### Directions for this task
Every entry below should be written out again exactly.

[[ Data listing, beginning ]]

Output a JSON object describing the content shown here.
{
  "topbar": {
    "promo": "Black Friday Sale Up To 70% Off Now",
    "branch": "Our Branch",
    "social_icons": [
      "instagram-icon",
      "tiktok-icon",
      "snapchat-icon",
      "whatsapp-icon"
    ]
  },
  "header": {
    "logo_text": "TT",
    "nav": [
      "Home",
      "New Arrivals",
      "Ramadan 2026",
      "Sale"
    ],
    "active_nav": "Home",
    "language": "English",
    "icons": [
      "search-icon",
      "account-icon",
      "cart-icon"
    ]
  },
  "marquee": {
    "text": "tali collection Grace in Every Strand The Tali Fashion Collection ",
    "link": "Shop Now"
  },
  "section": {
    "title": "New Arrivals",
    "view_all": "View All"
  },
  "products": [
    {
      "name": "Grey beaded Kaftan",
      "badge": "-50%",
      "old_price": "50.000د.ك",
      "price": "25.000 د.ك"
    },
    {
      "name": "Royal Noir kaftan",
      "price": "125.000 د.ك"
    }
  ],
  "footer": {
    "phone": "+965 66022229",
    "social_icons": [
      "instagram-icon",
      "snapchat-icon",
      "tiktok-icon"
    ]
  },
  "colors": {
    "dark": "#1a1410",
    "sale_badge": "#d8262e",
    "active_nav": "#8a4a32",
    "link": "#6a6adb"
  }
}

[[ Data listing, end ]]

### Result for this task
Output a JSON object describing the content shown here.
{
  "topbar": {
    "promo": "Black Friday Sale Up To 70% Off Now",
    "branch": "Our Branch",
    "social_icons": [
      "instagram-icon",
      "tiktok-icon",
      "snapchat-icon",
      "whatsapp-icon"
    ]
  },
  "header": {
    "logo_text": "TT",
    "nav": [
      "Home",
      "New Arrivals",
      "Ramadan 2026",
      "Sale"
    ],
    "active_nav": "Home",
    "language": "English",
    "icons": [
      "search-icon",
      "account-icon",
      "cart-icon"
    ]
  },
  "marquee": {
    "text": "tali collection Grace in Every Strand The Tali Fashion Collection ",
    "link": "Shop Now"
  },
  "section": {
    "title": "New Arrivals",
    "view_all": "View All"
  },
  "products": [
    {
      "name": "Grey beaded Kaftan",
      "badge": "-50%",
      "old_price": "50.000د.ك",
      "price": "25.000 د.ك"
    },
    {
      "name": "Royal Noir kaftan",
      "price": "125.000 د.ك"
    }
  ],
  "footer": {
    "phone": "+965 66022229",
    "social_icons": [
      "instagram-icon",
      "snapchat-icon",
      "tiktok-icon"
    ]
  },
  "colors": {
    "dark": "#1a1410",
    "sale_badge": "#d8262e",
    "active_nav": "#8a4a32",
    "link": "#6a6adb"
  }
}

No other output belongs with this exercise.